The US Air Force (USAF) claims that it achieved the longest known air-to-air missile shot in March 2021.

As part of a test, a Boeing F-15C Eagle fired a Raytheon AIM-120 Advanced Medium-Range Air-to-Air Missile (AMRAAM) at a BQM-167 subscale target drone and achieved a “kill”, the service says on 14 April. The missile test took place near Tyndal AFB in Florida as part of Weapons System Evaluation Program-East. The distance the missile was fired was not disclosed by the USAF.

US Air Force F-15C fighters c USAF

Source: US Air Force

US Air Force F-15C fighters

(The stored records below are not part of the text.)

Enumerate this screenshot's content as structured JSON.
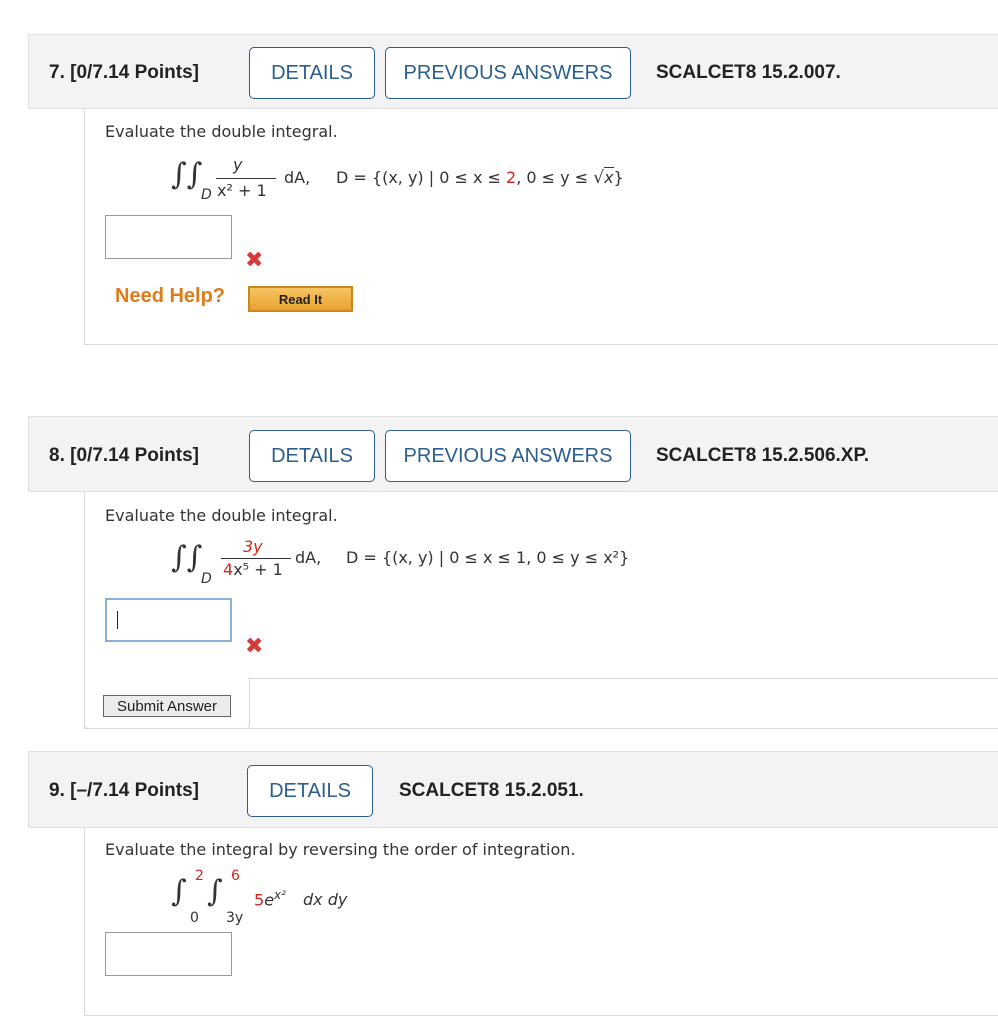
{
  "questions": [
    {
      "number": "7.",
      "points": "[0/7.14 Points]",
      "details_label": "DETAILS",
      "previous_answers_label": "PREVIOUS ANSWERS",
      "code": "SCALCET8 15.2.007.",
      "prompt": "Evaluate the double integral.",
      "math": {
        "numerator": "y",
        "denominator": "x² + 1",
        "differential": "dA,",
        "region_prefix": "D = {(x, y) | 0 ≤ x ≤ ",
        "region_red": "2",
        "region_mid": ", 0 ≤ y ≤ ",
        "region_sqrt": "x",
        "region_suffix": "}",
        "domain_sub": "D"
      },
      "answer_value": "",
      "result": "incorrect",
      "need_help_label": "Need Help?",
      "read_it_label": "Read It"
    },
    {
      "number": "8.",
      "points": "[0/7.14 Points]",
      "details_label": "DETAILS",
      "previous_answers_label": "PREVIOUS ANSWERS",
      "code": "SCALCET8 15.2.506.XP.",
      "prompt": "Evaluate the double integral.",
      "math": {
        "numerator": "3y",
        "denominator_coef": "4",
        "denominator_rest": "x⁵ + 1",
        "differential": "dA,",
        "region": "D = {(x, y) | 0 ≤ x ≤ 1, 0 ≤ y ≤ x²}",
        "domain_sub": "D"
      },
      "answer_value": "",
      "result": "incorrect",
      "submit_label": "Submit Answer"
    },
    {
      "number": "9.",
      "points": "[–/7.14 Points]",
      "details_label": "DETAILS",
      "code": "SCALCET8 15.2.051.",
      "prompt": "Evaluate the integral by reversing the order of integration.",
      "math": {
        "outer_upper": "2",
        "outer_lower": "0",
        "inner_upper": "6",
        "inner_lower": "3y",
        "coef": "5",
        "base": "e",
        "exponent": "x²",
        "differentials": "dx dy"
      },
      "answer_value": ""
    }
  ],
  "colors": {
    "link_blue": "#2b5e8f",
    "highlight_red": "#d0271d",
    "need_help_orange": "#e07b1a"
  }
}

The range of the AIM-120D, the latest variant of the AMRAAM, has been reported to be about 87nm (161km). However, the exact range of the missile is classified, due to concerns about giving away information about combat aircraft limitations. The USAF did not disclose what variant of the AIM-120 was fired or what modifications where made to the missile.

“This test effort supported requests from the [Combat Air Forces] for ‘long range kill chain’ capabilities,” says Major Aaron Osborne of the 28th Test and Evaluation Squadron.

The AIM-120 AMRAAM is radar-guided and can strike targets beyond-visual range as well as within-visual range. All fighter aircraft from the US Navy, US Marine Corps and USAF use the air-to-air missile. The F-15C can carry up to eight AMRAAMs under its body and wings.

The USAF plans to replace its ageing F-15C fleet with the newer F-15EX Eagle II variant.

The ability to hit a target with an air-to-air missile at longer ranges is especially important for non-stealthy, fourth-generation fighters, such as the F-15, which can be more easily spotted by an adversary at a distance. Beyond-visual-range missiles, coupled with long-range active electronically scanned array radar, such as the Raytheon APG-82(V)1, are seen as a way to keep fourth-generation combat aircraft relevant.

Correction: Article changed on 15 April to correct conversion between nautical miles and kilometres